Targeting chocolate lovers, the PR team commissioned Dr Dylan Evans, an evolutionary psychologist, to look at where chocolate fits in in relation to other mood-enhancing experiences etched into the nation's psyche.
Dr Evans conducted his research online at a specially created website, with 1,000 volunteers - including 13 national newspaper and magazine journalists - divided into three groups.
For five days, the first group ate chocolate every day; the second group ate chocolate if they felt like it; and the third refrained from eating any chocolate at all. Participants kept a mood diary.

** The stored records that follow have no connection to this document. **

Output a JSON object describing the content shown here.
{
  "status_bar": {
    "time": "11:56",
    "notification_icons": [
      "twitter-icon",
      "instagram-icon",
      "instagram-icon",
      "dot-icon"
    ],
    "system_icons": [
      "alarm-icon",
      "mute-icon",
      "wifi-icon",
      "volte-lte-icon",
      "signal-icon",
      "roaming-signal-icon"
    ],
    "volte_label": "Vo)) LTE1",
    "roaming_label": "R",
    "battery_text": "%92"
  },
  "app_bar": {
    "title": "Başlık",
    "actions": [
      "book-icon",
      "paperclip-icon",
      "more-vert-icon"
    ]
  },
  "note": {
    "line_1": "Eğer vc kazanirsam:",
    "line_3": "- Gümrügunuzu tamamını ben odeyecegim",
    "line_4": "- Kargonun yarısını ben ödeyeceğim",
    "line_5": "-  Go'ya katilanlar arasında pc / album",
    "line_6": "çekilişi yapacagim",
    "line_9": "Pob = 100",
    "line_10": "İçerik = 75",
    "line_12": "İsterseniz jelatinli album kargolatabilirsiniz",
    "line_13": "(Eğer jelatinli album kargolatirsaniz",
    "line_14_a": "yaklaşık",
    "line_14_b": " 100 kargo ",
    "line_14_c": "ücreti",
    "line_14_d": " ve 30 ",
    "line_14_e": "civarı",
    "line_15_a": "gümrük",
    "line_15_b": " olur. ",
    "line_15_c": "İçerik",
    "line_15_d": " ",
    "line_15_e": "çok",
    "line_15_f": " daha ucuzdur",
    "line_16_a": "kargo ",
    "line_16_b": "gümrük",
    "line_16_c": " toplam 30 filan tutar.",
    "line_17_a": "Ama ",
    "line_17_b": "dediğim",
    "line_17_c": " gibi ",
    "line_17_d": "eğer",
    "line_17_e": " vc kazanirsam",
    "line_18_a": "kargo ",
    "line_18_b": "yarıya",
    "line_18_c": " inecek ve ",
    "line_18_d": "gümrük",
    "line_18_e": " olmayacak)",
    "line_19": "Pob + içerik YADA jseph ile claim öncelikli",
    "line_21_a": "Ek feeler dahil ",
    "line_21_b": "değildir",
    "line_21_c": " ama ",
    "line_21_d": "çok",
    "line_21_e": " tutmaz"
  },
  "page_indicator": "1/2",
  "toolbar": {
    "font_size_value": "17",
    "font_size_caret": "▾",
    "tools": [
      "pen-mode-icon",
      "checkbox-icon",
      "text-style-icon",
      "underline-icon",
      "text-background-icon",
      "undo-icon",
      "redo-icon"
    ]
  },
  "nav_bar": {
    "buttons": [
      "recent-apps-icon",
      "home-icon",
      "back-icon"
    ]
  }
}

This study produced some unexpected findings that formed the basis of a media relations campaign. Press materials highlighted that almost 70 per cent of those who ate at least one bar of chocolate a day said they felt happy, compared with only 41 per cent of those who ate no chocolate at all.
Two further pieces of research supported the findings; a study into British happiness levels from NOP and a review of existing information on the mood-enhancing properties of chocolate by a Cambridge University scientist.
The PR teams estimated media coverage of the key campaign message that 'chocolate makes you happy' reached more than 31 million people. Coverage encouraged another 7,700 people to take part in a follow-up research project with Dr Evans, and more than 5,000 new names were recruited to the Cadbury direct marketing database.
The PR team then created a series of promotions with regional radio stations, newspapers and women's magazines, with a competition to win a year's supply of Cadbury Dairy Milk and a themed fridge magnet.
As a result, Cadbury Dairy Milk regained its position as the number one confectionery brand in the UK.
COMMENDED - SAFETY FOR YOU AND YOUR CAR - AUTOGLASS QBO; BELL POTTINGER
When windscreen-replacement specialist Autoglass faced being squeezed out of its sector by competitors, QBO Bell Pottinger used research to establish its safety credentials and drive up revenue by £3m.
In 2002, consumer awareness of Autoglass was at its lowest for five years.
The PR team explored Autoglass's safety heritage and the rise in UK car crime to create a 'safety for you and your car' communications strategy.
QBO campaigned on two safety causes, targeting previously unidentified groups of high-risk drivers: mums on the school run and newly qualified drivers.
The team also worked with the Association of Chief Police Officers (ACPO) to tackle car crime, and commissioned interviews with 1,000 car crime victims who had used Autoglass. This was backed by leaflets, posters and an initiative with ACPO on car-jacking.
The campaign won extensive media coverage and is now part of the Department for Transport's Think! road safety initiative.
No Smoking Day 2003
No Smoking Day